As a way of easing the financial strife that the COVID-19 pandemic has caused, the Canadian Government implemented the Canada Emergency Response Benefit (CERB). The CERB was established as financial support to help qualified Canadian residents. This helped maintain some sense of financial stability while a large portion of the country was being locked down.
More About the CERB
Sudden unemployment or loss of their unemployment insurance left many with nowhere to turn for financial help. Lenders don’t often provide access to loans and their credit cards tend to max out. Realizing the pandemic lockdown would hurt citizens and the economy, the Canadian Government acted quickly by introducing the CERB legislation.
Under the terms of the CERB, Canadians could get $2,000 a month in relief benefits. CERB was put in place for seven periods. 4 weeks each at $500 a week, starting on March 15, 2020, and expired on September 26, 2020. Those in need had to apply for each 4-week period separately.
CERB Expiration Deadline has Passed
As stated above, access to these much-needed benefits technically expired on September 26, 2020. If you would have qualified as a recipient, you will be happy to learn that the CRA has extended the deadline for retroactive applications. More on that below.
Treating CERB Monies as Taxable Ordinary Income
While the program is technically no longer available, there is still one crucial issue of which you need to be concerned. The benefits count as ordinary income and not loans. This means that you will now need to pay income tax on all CERB monies you received in 2020.
The income tax you are going to owe will be calculated at your normal tax rate. The good news is you won’t need to pay these taxes until the April tax filing date in 2021. Clearly, paying taxes is far better than having to repay loans.
When the tax deadline rolls around next year, there are a couple of things you need to focus on related to these benefits.
First, you need to get busy applying for retroactive benefits (deadline information below) if you believe you are eligible. You need to do that now so you include the retroactive benefits when it comes time to prepare your tax return and pay the taxes owed.
Second, you need to do something about any erroneous double payments that you might have received. You do have an obligation to returns those monies immediately. If you neglect to return erroneous double payments before the end of the year, you will owe taxes on that income. After making your income tax payment, you will still need to return the monies to avoid more serious consequences. Just think of the double payments as temporary taxfree loans from the government.
One more thing you need to consider. Audits will be done on the CERB program. Receiving any benefits despite not being eligible, will also result in payments to the CRA. To avoid more taxes and further consequences, you need to step forward and do that immediately.
Key Deadlines and Procedures
As referenced above, you still have time to apply for retroactive benefits.

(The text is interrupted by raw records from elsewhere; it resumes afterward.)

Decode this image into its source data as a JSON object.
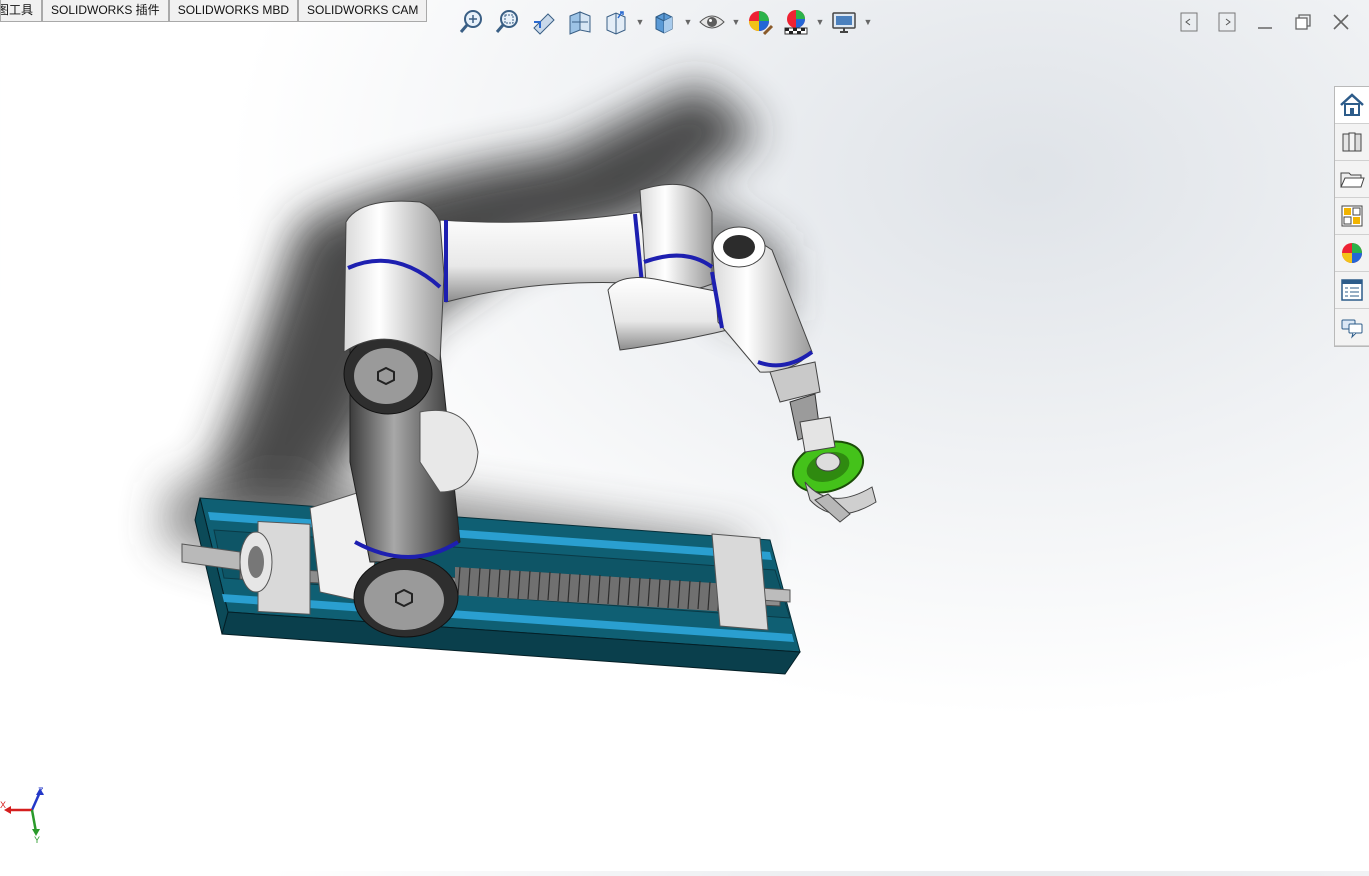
{
  "tabs": [
    {
      "label": "草图工具"
    },
    {
      "label": "SOLIDWORKS 插件"
    },
    {
      "label": "SOLIDWORKS MBD"
    },
    {
      "label": "SOLIDWORKS CAM"
    }
  ],
  "heads_up_toolbar": [
    {
      "icon": "zoom-to-fit-icon"
    },
    {
      "icon": "zoom-to-area-icon"
    },
    {
      "icon": "previous-view-icon"
    },
    {
      "icon": "section-view-icon"
    },
    {
      "icon": "view-orientation-icon"
    },
    {
      "icon": "display-style-icon"
    },
    {
      "icon": "hide-show-items-icon"
    },
    {
      "icon": "edit-appearance-icon"
    },
    {
      "icon": "apply-scene-icon"
    },
    {
      "icon": "view-settings-icon"
    }
  ],
  "window_controls": [
    "restore-left-icon",
    "restore-right-icon",
    "minimize-icon",
    "maximize-icon",
    "close-icon"
  ],
  "task_pane": [
    {
      "icon": "solidworks-resources-icon"
    },
    {
      "icon": "design-library-icon"
    },
    {
      "icon": "file-explorer-icon"
    },
    {
      "icon": "view-palette-icon"
    },
    {
      "icon": "appearances-scenes-icon"
    },
    {
      "icon": "custom-properties-icon"
    },
    {
      "icon": "solidworks-forum-icon"
    }
  ],
  "model": {
    "description_icon": "robot-arm-on-linear-rail",
    "colors": {
      "rail": "#0f5f73",
      "rail_dark": "#0a3f4c",
      "rail_accent": "#2a9fd0",
      "arm_white": "#f4f4f4",
      "arm_gray": "#8a8a8a",
      "ring_blue": "#1d1fb0",
      "gripper_green": "#44c21a"
    }
  },
  "triad": {
    "z_label": "Z",
    "x_label": "X",
    "y_label": "Y",
    "colors": {
      "x": "#d51e1e",
      "y": "#2a9a2a",
      "z": "#2438c8"
    }
  }
}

If you feel you are due payments you have not yet received, there are two key dates that you need to circle on your calendar.
The first date is Dec. 2, 2020. That’s the last day the CRA has said it will accept and process retroactive payment applications. You have two options for submitting your application for periods 5 through 7. You can go through your CRA MyAccount online, or you can call the automated toll-free phone line at 1-800-959-2019 or 1-800-959-2041.
If you want to apply for retroactive benefits related to periods 1 through 4, you will need to speak directly with an agency representative by calling 1-800-232-1966. There is a good chance they will need some kind of documentation.
The second date of concern is Dec. 31, 2020. That’s the last day you can fess up and return any monies you were not eligible to receive. Again, you need to do this in order to avoid having to pay taxes and suffering further legal and financial consequences. If for any reason you are not sure if you owe monies back to the government, there is an online tool available to help you determine whether or not you need to return any CERB money.
What to do at Tax Time
After year-end, you should be receiving a T4 for any monies you received from the Canada Revenue Agency during the year. When you receive your T4, it’s incumbent on you to verify the amount on the form. That’s the amount on which you are going to need to pay taxes.
You can prepare and submit your income tax return any time after the end of the year as long as it reaches the CRA by April 30, 2021. As you should be aware, this is a hard due date that cannot be extended except under certain circumstances.
If you believe you will need a loan or loans to make your payment, you might want to apply for said loans well in advance of the due date. Hopefully, you were able to set some money aside.
Introducing the Canada Recovery Benefit (CRB)
With Canadian residents still suffering financial issues related to the COVID-19 virus, the Canadian government followed up by introducing the Canada Recovery Benefit (CRB).
The CRB is very similar to the CERB with a couple of exceptions. First, the CRB’s benefits are distributed in 2-week periods at $1,000 a period. The benefit amount is effectively the same, but it gets paid more frequently.
The other exception is the CRB gets taxed before distribution. This means, recipients actually get $900 per payment with the other $100 (10% income tax rate) being applied. If you receive any CRB payments, you might have to pay more in taxes than the $100 paid on your behalf. That determination will be based on your applicable tax rate, which comes from the total income received during the year.